All he could think was Anya walking away from him, out of his life, and the very idea rattled his heart painfully… even if it had always been meant to be this way. After all she was a commoner, he was a Desmond. It was a miracle she had even joined Eden College to begin with, and for a long time he had assumed she didn’t belong there…. But she had risen above all obstacles, all expectations, and soared proudly, becoming an Imperial Scholar.


She had become such a pivotal part of his everyday life, he couldn’t imagine what it would be like to always look for her in a crowd that would always reject that brilliant, beautiful commoner girl who had somehow managed to be more noble-hearted and better educated than most elite families in Ostania.


He glanced at the only family picture he had put in a corner of his desk. His parents, his older brother and himself, ten years before.


In a rare moment of emotional vulnerability, which he only allowed himself because his friends were already sleeping, he took the framed picture to stare at it.

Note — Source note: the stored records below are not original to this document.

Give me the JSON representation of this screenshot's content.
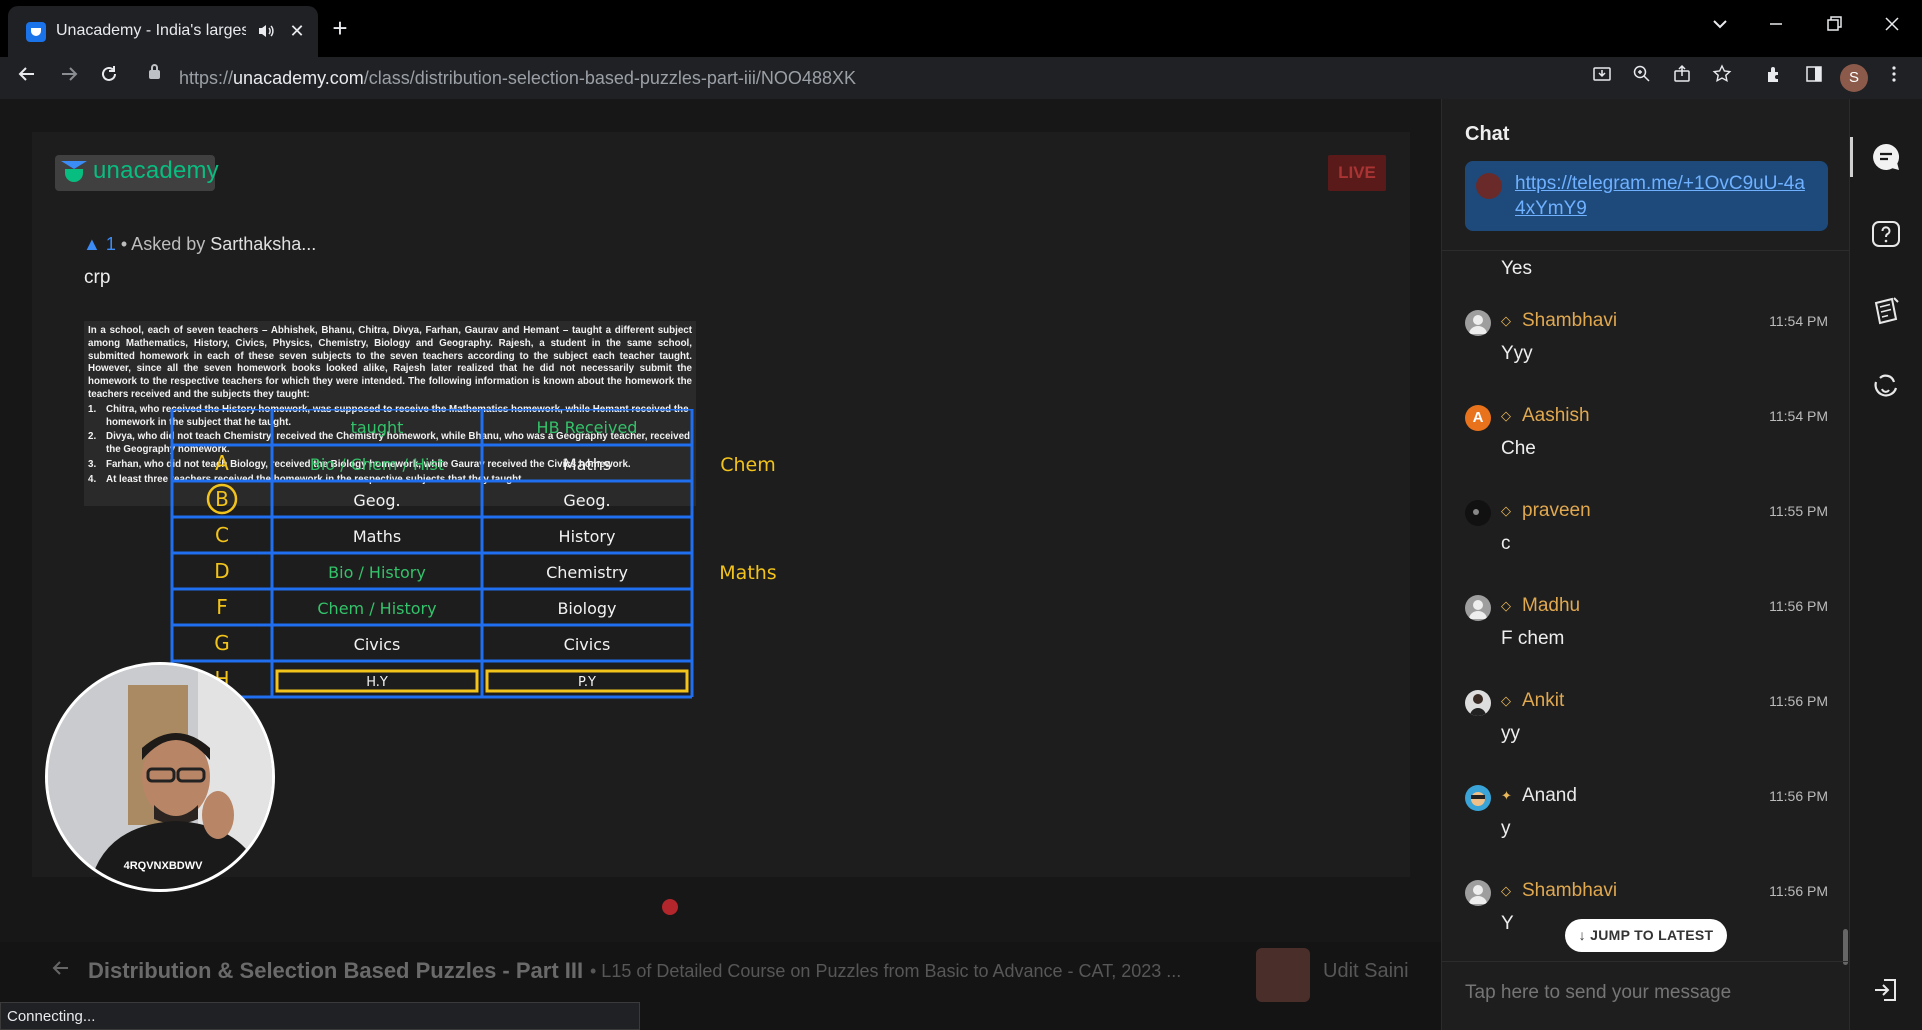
{
  "browser": {
    "tab_title": "Unacademy - India's largest l",
    "new_tab": "+",
    "url_prefix": "https://",
    "url_host": "unacademy.com",
    "url_path": "/class/distribution-selection-based-puzzles-part-iii/NOO488XK",
    "profile_initial": "S",
    "status": "Connecting..."
  },
  "player": {
    "brand": "unacademy",
    "live": "LIVE",
    "upvotes": "1",
    "asked_by_prefix": "• Asked by",
    "asker": "Sarthaksha...",
    "doubt_text": "crp",
    "camera_id": "4RQVNXBDWV"
  },
  "question": {
    "intro": "In a school, each of seven teachers – Abhishek, Bhanu, Chitra, Divya, Farhan, Gaurav and Hemant – taught a different subject among Mathematics, History, Civics, Physics, Chemistry, Biology and Geography. Rajesh, a student in the same school, submitted homework in each of these seven subjects to the seven teachers according to the subject each teacher taught. However, since all the seven homework books looked alike, Rajesh later realized that he did not necessarily submit the homework to the respective teachers for which they were intended. The following information is known about the homework the teachers received and the subjects they taught:",
    "items": [
      {
        "n": "1.",
        "text": "Chitra, who received the History homework, was supposed to receive the Mathematics homework, while Hemant received the homework in the subject that he taught."
      },
      {
        "n": "2.",
        "text": "Divya, who did not teach Chemistry, received the Chemistry homework, while Bhanu, who was a Geography teacher, received the Geography homework."
      },
      {
        "n": "3.",
        "text": "Farhan, who did not teach Biology, received the Biology homework, while Gaurav received the Civics homework."
      },
      {
        "n": "4.",
        "text": "At least three teachers received the homework in the respective subjects that they taught."
      }
    ]
  },
  "board": {
    "headers": [
      "taught",
      "HB Received"
    ],
    "rows": [
      {
        "label": "A",
        "taught": "Bio / Chem / Hist",
        "received": "Maths"
      },
      {
        "label": "B",
        "taught": "Geog.",
        "received": "Geog."
      },
      {
        "label": "C",
        "taught": "Maths",
        "received": "History"
      },
      {
        "label": "D",
        "taught": "Bio / History",
        "received": "Chemistry"
      },
      {
        "label": "F",
        "taught": "Chem / History",
        "received": "Biology"
      },
      {
        "label": "G",
        "taught": "Civics",
        "received": "Civics"
      },
      {
        "label": "H",
        "taught": "H.Y",
        "received": "P.Y"
      }
    ],
    "side_notes": [
      "Chem",
      "Maths"
    ],
    "colors": {
      "grid": "#1f6ff0",
      "green": "#34c26a",
      "white": "#f2f2f2",
      "yellow": "#f2c31b"
    }
  },
  "footer": {
    "title": "Distribution & Selection Based Puzzles - Part III",
    "subtitle": "•  L15 of Detailed Course on Puzzles from Basic to Advance - CAT, 2023 ...",
    "educator": "Udit Saini"
  },
  "chat": {
    "title": "Chat",
    "pinned_link": "https://telegram.me/+1OvC9uU-4a4xYmY9",
    "messages": [
      {
        "name": "",
        "time": "",
        "text": "Yes",
        "avatar": "",
        "badge": ""
      },
      {
        "name": "Shambhavi",
        "time": "11:54 PM",
        "text": "Yyy",
        "avatar": "",
        "badge": "◇"
      },
      {
        "name": "Aashish",
        "time": "11:54 PM",
        "text": "Che",
        "avatar": "A",
        "badge": "◇"
      },
      {
        "name": "praveen",
        "time": "11:55 PM",
        "text": "c",
        "avatar": "",
        "badge": "◇"
      },
      {
        "name": "Madhu",
        "time": "11:56 PM",
        "text": "F chem",
        "avatar": "",
        "badge": "◇"
      },
      {
        "name": "Ankit",
        "time": "11:56 PM",
        "text": "yy",
        "avatar": "",
        "badge": "◇"
      },
      {
        "name": "Anand",
        "time": "11:56 PM",
        "text": "y",
        "avatar": "",
        "badge": "✦"
      },
      {
        "name": "Shambhavi",
        "time": "11:56 PM",
        "text": "Y",
        "avatar": "",
        "badge": "◇"
      }
    ],
    "jump_label": "↓  JUMP TO LATEST",
    "input_placeholder": "Tap here to send your message"
  },
  "icons": {
    "rail": [
      "chat-icon",
      "doubt-icon",
      "notes-icon",
      "poll-icon",
      "exit-icon"
    ]
  },
  "colors": {
    "accent_green": "#08bd80",
    "link_blue": "#6fb0ff",
    "pinned_bg": "#1d4a7b",
    "gold": "#e0a84f"
  }
}
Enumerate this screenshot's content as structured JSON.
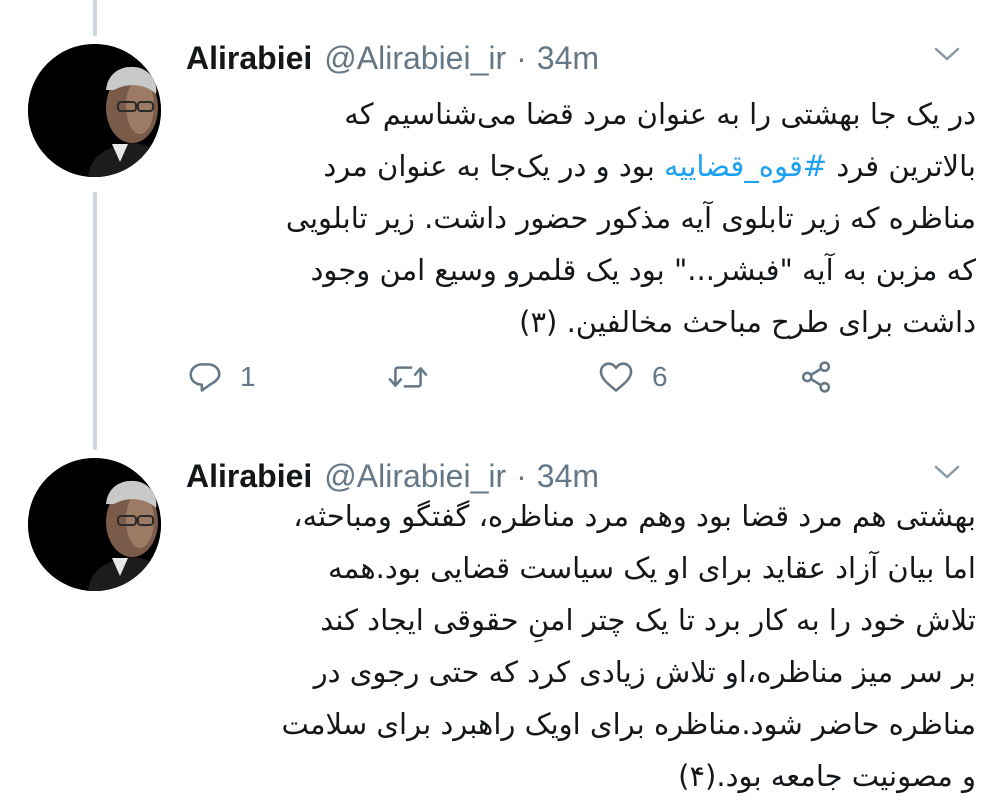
{
  "tweets": [
    {
      "author": {
        "name": "Alirabiei",
        "handle": "@Alirabiei_ir",
        "avatar": "person-portrait"
      },
      "separator": "·",
      "time": "34m",
      "lines": [
        [
          {
            "text": "در یک جا بهشتی را به عنوان مرد قضا می‌شناسیم که"
          }
        ],
        [
          {
            "text": "بالاترین فرد "
          },
          {
            "text": "#قوه_قضاییه",
            "hashtag": true
          },
          {
            "text": " بود و در یک‌جا به عنوان مرد"
          }
        ],
        [
          {
            "text": "مناظره که زیر تابلوی آیه مذکور حضور داشت. زیر تابلویی"
          }
        ],
        [
          {
            "text": "که مزبن به آیه \"فبشر...\" بود یک قلمرو وسیع امن وجود"
          }
        ],
        [
          {
            "text": "داشت برای طرح مباحث مخالفین. (۳)"
          }
        ]
      ],
      "actions": {
        "reply": {
          "icon": "reply-icon",
          "count": "1"
        },
        "retweet": {
          "icon": "retweet-icon",
          "count": ""
        },
        "like": {
          "icon": "heart-icon",
          "count": "6"
        },
        "share": {
          "icon": "share-icon",
          "count": ""
        }
      }
    },
    {
      "author": {
        "name": "Alirabiei",
        "handle": "@Alirabiei_ir",
        "avatar": "person-portrait"
      },
      "separator": "·",
      "time": "34m",
      "lines": [
        [
          {
            "text": "بهشتی هم مرد قضا بود وهم مرد مناظره، گفتگو ومباحثه،"
          }
        ],
        [
          {
            "text": "اما بیان آزاد عقاید برای او یک سیاست قضایی بود.همه"
          }
        ],
        [
          {
            "text": "تلاش خود را به کار برد تا یک چتر امنِ حقوقی ایجاد کند"
          }
        ],
        [
          {
            "text": "بر سر میز مناظره،او تلاش زیادی کرد که حتی رجوی در"
          }
        ],
        [
          {
            "text": "مناظره حاضر شود.مناظره برای اویک راهبرد برای سلامت"
          }
        ],
        [
          {
            "text": "و مصونیت جامعه بود.(۴)"
          }
        ]
      ]
    }
  ],
  "colors": {
    "text": "#14171a",
    "muted": "#657786",
    "hashtag": "#1da1f2",
    "thread_line": "#ccd6dd"
  }
}
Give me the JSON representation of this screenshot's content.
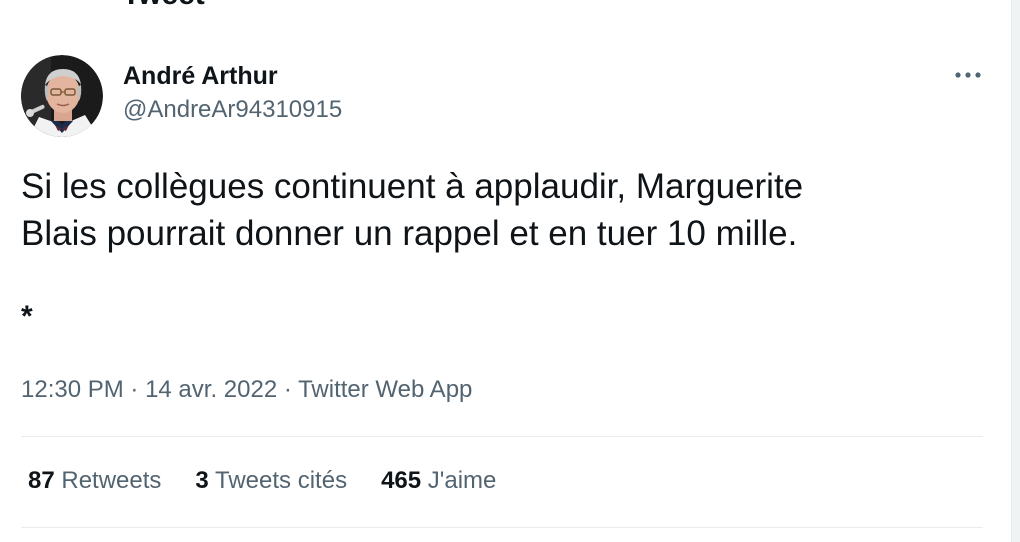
{
  "header": {
    "title_cut": "Tweet"
  },
  "author": {
    "display_name": "André Arthur",
    "handle": "@AndreAr94310915"
  },
  "tweet": {
    "line1": "Si les collègues continuent à applaudir, Marguerite",
    "line2": "Blais pourrait donner un rappel et en tuer 10 mille.",
    "extra": "*"
  },
  "meta": {
    "time": "12:30 PM",
    "sep1": " · ",
    "date": "14 avr. 2022",
    "sep2": " · ",
    "source": "Twitter Web App"
  },
  "stats": {
    "retweets_count": "87",
    "retweets_label": "Retweets",
    "quotes_count": "3",
    "quotes_label": "Tweets cités",
    "likes_count": "465",
    "likes_label": "J'aime"
  },
  "icons": {
    "more": "more-horizontal-icon",
    "avatar": "profile-photo"
  },
  "colors": {
    "text_primary": "#0f1419",
    "text_secondary": "#536471",
    "divider": "#e7ecf0"
  }
}
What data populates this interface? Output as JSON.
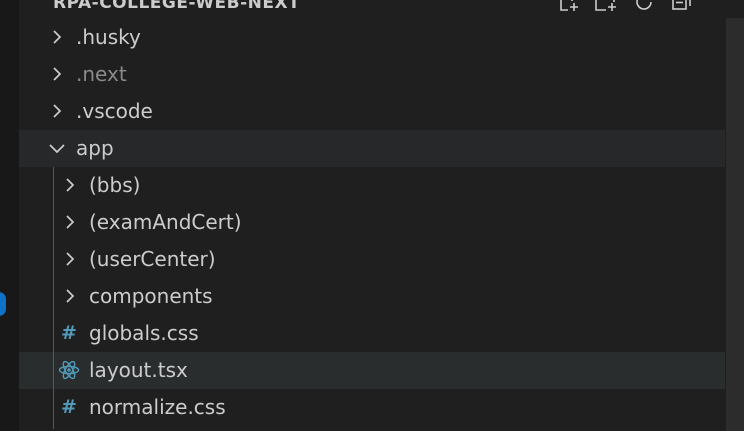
{
  "explorer": {
    "title": "RPA-COLLEGE-WEB-NEXT",
    "actions": [
      {
        "name": "new-file-icon"
      },
      {
        "name": "new-folder-icon"
      },
      {
        "name": "refresh-icon"
      },
      {
        "name": "collapse-all-icon"
      }
    ]
  },
  "tree": [
    {
      "label": ".husky",
      "type": "folder",
      "expanded": false,
      "level": 0,
      "dim": false
    },
    {
      "label": ".next",
      "type": "folder",
      "expanded": false,
      "level": 0,
      "dim": true
    },
    {
      "label": ".vscode",
      "type": "folder",
      "expanded": false,
      "level": 0,
      "dim": false
    },
    {
      "label": "app",
      "type": "folder",
      "expanded": true,
      "level": 0,
      "dim": false
    },
    {
      "label": "(bbs)",
      "type": "folder",
      "expanded": false,
      "level": 1,
      "dim": false
    },
    {
      "label": "(examAndCert)",
      "type": "folder",
      "expanded": false,
      "level": 1,
      "dim": false
    },
    {
      "label": "(userCenter)",
      "type": "folder",
      "expanded": false,
      "level": 1,
      "dim": false
    },
    {
      "label": "components",
      "type": "folder",
      "expanded": false,
      "level": 1,
      "dim": false
    },
    {
      "label": "globals.css",
      "type": "css-file",
      "level": 1,
      "icon": "css-hash-icon"
    },
    {
      "label": "layout.tsx",
      "type": "tsx-file",
      "level": 1,
      "icon": "react-icon"
    },
    {
      "label": "normalize.css",
      "type": "css-file",
      "level": 1,
      "icon": "css-hash-icon"
    }
  ],
  "colors": {
    "background": "#1f1f1f",
    "hover_row": "#2a2d2e",
    "text": "#cccccc",
    "dim_text": "#8a8a8a",
    "css_icon": "#519aba",
    "react_icon": "#519aba",
    "badge": "#0e72c9"
  }
}
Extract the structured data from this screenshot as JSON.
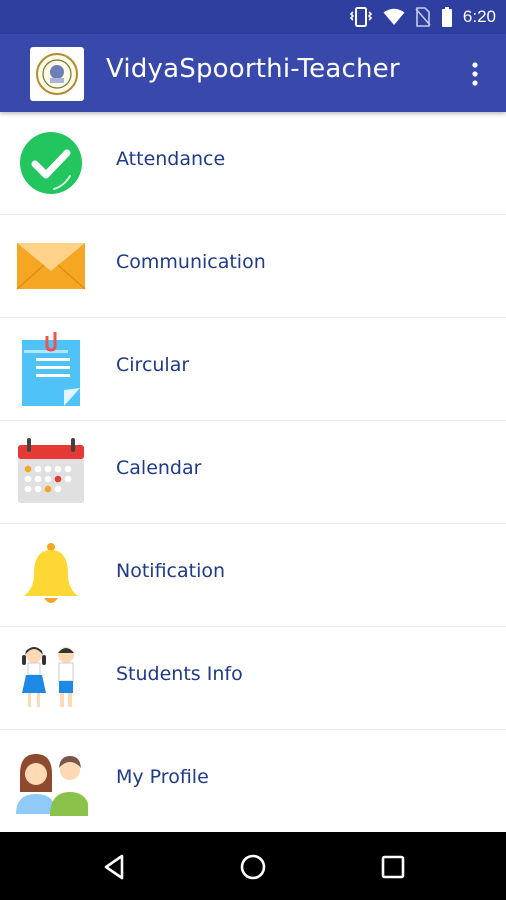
{
  "status_bar": {
    "time": "6:20",
    "icons": [
      "vibrate-icon",
      "wifi-icon",
      "no-sim-icon",
      "battery-icon"
    ],
    "color": "#2f3fa0"
  },
  "app_bar": {
    "title": "VidyaSpoorthi-Teacher",
    "color": "#3949ab",
    "logo": "school-logo",
    "menu_icon": "overflow-menu-icon"
  },
  "menu": {
    "items": [
      {
        "label": "Attendance",
        "icon": "check-circle-icon"
      },
      {
        "label": "Communication",
        "icon": "envelope-icon"
      },
      {
        "label": "Circular",
        "icon": "document-clip-icon"
      },
      {
        "label": "Calendar",
        "icon": "calendar-icon"
      },
      {
        "label": "Notification",
        "icon": "bell-icon"
      },
      {
        "label": "Students Info",
        "icon": "students-icon"
      },
      {
        "label": "My Profile",
        "icon": "profile-icon"
      }
    ],
    "label_color": "#1f3a8a"
  },
  "nav_bar": {
    "buttons": [
      "back-icon",
      "home-icon",
      "recents-icon"
    ]
  }
}
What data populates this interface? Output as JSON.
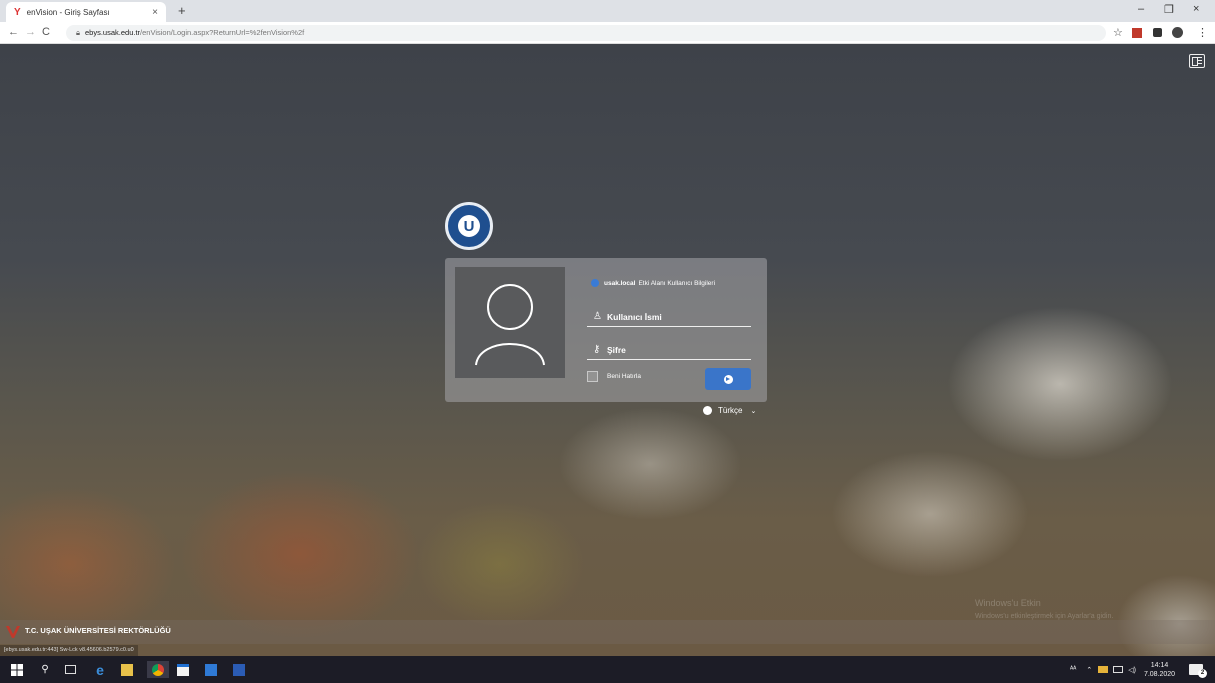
{
  "browser": {
    "tab_title": "enVision - Giriş Sayfası",
    "tab_close": "×",
    "new_tab": "+",
    "url_host": "ebys.usak.edu.tr",
    "url_path": "/enVision/Login.aspx?ReturnUrl=%2fenVision%2f",
    "minimize": "–",
    "restore": "❐",
    "close": "×",
    "nav_back": "←",
    "nav_forward": "→",
    "nav_reload": "C",
    "star": "☆",
    "menu": "⋮"
  },
  "login": {
    "domain_name": "usak.local",
    "domain_label": "Etki Alanı Kullanıcı Bilgileri",
    "username_placeholder": "Kullanıcı İsmi",
    "password_placeholder": "Şifre",
    "remember_label": "Beni Hatırla",
    "language": "Türkçe"
  },
  "footer": {
    "institution": "T.C. UŞAK ÜNİVERSİTESİ REKTÖRLÜĞÜ",
    "status_url": "[ebys.usak.edu.tr:443] Sw-Lck v8.45606.b2579.c0.u0"
  },
  "watermark": {
    "title": "Windows'u Etkin",
    "subtitle": "Windows'u etkinleştirmek için Ayarlar'a gidin."
  },
  "taskbar": {
    "time": "14:14",
    "date": "7.08.2020",
    "notification_count": "2",
    "lang_glyph": "ᴬᴬ"
  },
  "colors": {
    "accent": "#3a75c9",
    "logo_blue": "#1f4f8f",
    "taskbar": "#1c1c26"
  }
}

Demetrius was as cold as ever, his mother had the same silly-looking smile plastered on her face, but the corner of her eyes answered to that smile, making it a real one. He hadn’t seen his mother smile like that in years, although she gave a good imitation nowadays. His younger self was looking proudly at the camera, standing as tall as he possibly could, chest out to show his five Stella Stars. Damian just knew he has never smiled like that since that day. His father was as emotionless as could be, staring at the camera as if there was nothing to look at.


Damian had spent his whole life seeking his father’s approval and love. Everything he ever did was to make his father proud, to bring honour to the Desmond family name. After his father’s death, Damian never wondered what to do with his life, the answer was obvious: he’d make his father proud, even beyond death. It didn’t matter if he never received the praise he had craved for… He’d do it anyway. For the memory of his father, for his family, for all the Desmond.


His fingers reached for the pen again, brushing it. He looked back at the single word written.


He had never questioned what he’d become, what he’d do with his life. Was it hesitation he was feeling now? Now that he was so close to his goal?


No. I’m not hesitant, I’m not a coward. It’s just the nerves of being so close. Finally.


If he repeated those words often enough, perhaps he’ll convince himself to become a politician, like his father had been. It was the life he had built for himself; it was the only life he would allow himself to have.




A few days later, after giving the forms back to Professor Henderson, the students of Cecil Hall were told there would be a reception for their parents, in a month from now, to discuss family by family, with the professors, their goals’ intentions.


Among all the excited emotions and anxious thoughts, there was a gloomy one that Anya reacted to the most. She turned around, looking over her shoulder to see Damian staring out of the window. She was the only one who seemed to notice that Damian was not looking forward to that reception. For a short moment, she wondered if by any chance, another mind-reader would feel the same heaviness coming from her thoughts. But unfortunately, she was the only one with such powers.


And she was reminded that it was a lonesome burden.